I have watched the BBC adaptation, back when it was out, and I remember enjoying it. The scene between Lady Deadlock and Esther Summerson on the grounds of Chesney Wold still sticks in my memory, but little else does (my memory is a very imperfect instrument). Happily, this meant I got more out of reading the book – the chase sequence at the end was a thrill since I couldn't remember how it ended.
Nevertheless, cannot escape the conclusion (formed early in my life) that Dickens isn't really for me. I'm not the sort that finds the caricatures (Skimpole, Mrs. Jellyby) particularly funny – they strikes me as shallow (more hints of knowingness on Skimpole's part would have been good), and the repeated catchphrases kept getting on my nerves (a bit Little Britain in that respect). This stuff became so repetitive it just stopped being interesting, I kept wanting to get back to Esther, Charley, Caddy and the mystery of Lady Dedlock.
Satire is exaggeration for comedy, and Dickens contrasts it with another kind of exaggeration, towards the ideal. I'm a real sucker for this kind of Romanticism. But actually, what's great about Esther is that her humility looks almost like a neurosis, and is thus lightly, ever so gently, mocked. There is a kind of balance to the character. As for Mr Jarndyce, perhaps Nabokov is right and he is "the best and kindest man ever to appear in a novel" – sacrificing his own personal (and sexual) desires for the good of those he loves. There is a kind of balance there as well, between temptation and self-denial.
And I guess what I mean by "balance" is... depth.

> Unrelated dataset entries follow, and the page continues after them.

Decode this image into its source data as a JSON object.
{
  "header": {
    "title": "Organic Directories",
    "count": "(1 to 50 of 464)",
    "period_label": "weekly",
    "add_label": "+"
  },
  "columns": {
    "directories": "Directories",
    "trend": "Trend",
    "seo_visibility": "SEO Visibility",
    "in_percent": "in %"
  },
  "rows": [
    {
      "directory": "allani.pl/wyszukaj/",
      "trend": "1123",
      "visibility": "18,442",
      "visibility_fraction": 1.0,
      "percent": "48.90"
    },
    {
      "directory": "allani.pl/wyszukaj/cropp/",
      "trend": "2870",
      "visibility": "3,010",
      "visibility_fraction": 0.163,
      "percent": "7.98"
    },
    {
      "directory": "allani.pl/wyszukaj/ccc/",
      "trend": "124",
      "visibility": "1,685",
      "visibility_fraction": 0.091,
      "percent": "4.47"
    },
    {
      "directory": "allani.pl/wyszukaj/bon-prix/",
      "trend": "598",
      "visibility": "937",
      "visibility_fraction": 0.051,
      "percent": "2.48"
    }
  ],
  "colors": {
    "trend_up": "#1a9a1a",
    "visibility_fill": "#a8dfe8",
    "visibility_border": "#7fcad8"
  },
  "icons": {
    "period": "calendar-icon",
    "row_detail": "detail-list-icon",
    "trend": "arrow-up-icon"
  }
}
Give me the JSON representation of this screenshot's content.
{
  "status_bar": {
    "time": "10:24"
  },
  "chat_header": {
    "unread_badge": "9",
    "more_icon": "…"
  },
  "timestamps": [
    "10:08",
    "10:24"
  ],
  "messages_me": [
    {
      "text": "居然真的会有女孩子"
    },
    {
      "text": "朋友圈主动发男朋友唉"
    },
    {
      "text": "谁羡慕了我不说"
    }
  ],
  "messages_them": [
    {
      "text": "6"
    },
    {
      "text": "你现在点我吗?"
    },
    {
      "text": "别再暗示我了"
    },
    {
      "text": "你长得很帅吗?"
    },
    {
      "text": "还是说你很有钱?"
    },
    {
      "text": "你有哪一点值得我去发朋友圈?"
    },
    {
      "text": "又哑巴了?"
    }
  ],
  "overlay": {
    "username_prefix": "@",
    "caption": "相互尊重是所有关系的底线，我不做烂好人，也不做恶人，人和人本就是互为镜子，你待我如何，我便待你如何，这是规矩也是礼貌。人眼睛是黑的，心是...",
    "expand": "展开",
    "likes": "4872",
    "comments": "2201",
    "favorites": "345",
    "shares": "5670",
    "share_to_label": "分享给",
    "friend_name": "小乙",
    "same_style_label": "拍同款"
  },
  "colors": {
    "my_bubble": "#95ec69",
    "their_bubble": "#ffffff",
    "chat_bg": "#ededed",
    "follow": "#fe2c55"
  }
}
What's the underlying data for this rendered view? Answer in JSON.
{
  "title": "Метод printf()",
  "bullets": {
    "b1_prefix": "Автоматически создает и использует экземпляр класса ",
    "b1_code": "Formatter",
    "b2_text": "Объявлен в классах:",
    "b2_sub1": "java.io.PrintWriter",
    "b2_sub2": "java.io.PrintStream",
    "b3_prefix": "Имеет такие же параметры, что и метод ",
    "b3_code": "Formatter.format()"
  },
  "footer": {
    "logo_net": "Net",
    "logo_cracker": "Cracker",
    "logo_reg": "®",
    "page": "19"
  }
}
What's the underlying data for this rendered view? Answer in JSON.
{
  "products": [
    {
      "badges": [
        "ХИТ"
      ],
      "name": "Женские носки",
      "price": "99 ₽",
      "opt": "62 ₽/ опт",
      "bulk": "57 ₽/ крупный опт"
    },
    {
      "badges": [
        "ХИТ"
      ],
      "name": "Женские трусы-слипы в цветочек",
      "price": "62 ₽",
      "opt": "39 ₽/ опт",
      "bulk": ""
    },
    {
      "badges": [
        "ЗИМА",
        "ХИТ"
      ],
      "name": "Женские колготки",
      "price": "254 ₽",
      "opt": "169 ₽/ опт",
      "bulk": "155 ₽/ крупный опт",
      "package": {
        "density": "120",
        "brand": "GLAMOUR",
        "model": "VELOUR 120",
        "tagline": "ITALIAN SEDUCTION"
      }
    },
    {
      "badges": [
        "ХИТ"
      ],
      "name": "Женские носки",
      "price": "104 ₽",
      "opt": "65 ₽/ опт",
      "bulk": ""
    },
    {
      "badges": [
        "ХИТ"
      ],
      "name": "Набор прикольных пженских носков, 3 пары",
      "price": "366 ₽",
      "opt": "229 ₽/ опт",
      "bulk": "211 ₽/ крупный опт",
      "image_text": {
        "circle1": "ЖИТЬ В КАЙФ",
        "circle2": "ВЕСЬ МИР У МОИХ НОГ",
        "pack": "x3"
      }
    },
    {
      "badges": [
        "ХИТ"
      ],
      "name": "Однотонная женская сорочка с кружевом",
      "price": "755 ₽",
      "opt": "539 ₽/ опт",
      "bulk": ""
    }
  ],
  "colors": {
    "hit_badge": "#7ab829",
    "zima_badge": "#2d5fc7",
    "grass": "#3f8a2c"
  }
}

Undeniably, certain chapters in the novel build to very moving illustrations of fortitude amidst poverty, which make slogging through every session with Skimpole worthwhile. Also undeniable the skill necessary to so intricately (if implausibly) interweave these various plot lines and character arcs into a satisfying whole. If the plot of Bleak House could be visualized, it wouldn't be linear so much as a web. Which is why adapting it into a soapy TV series makes so much sense. It would also provide the opportunity to cut out a lot of the repetition. A bit like with Jane Eyre, (and The Lord of the Rings, for that matter) I'm left with the impression that the adaptation (what I remember of it) matches the original.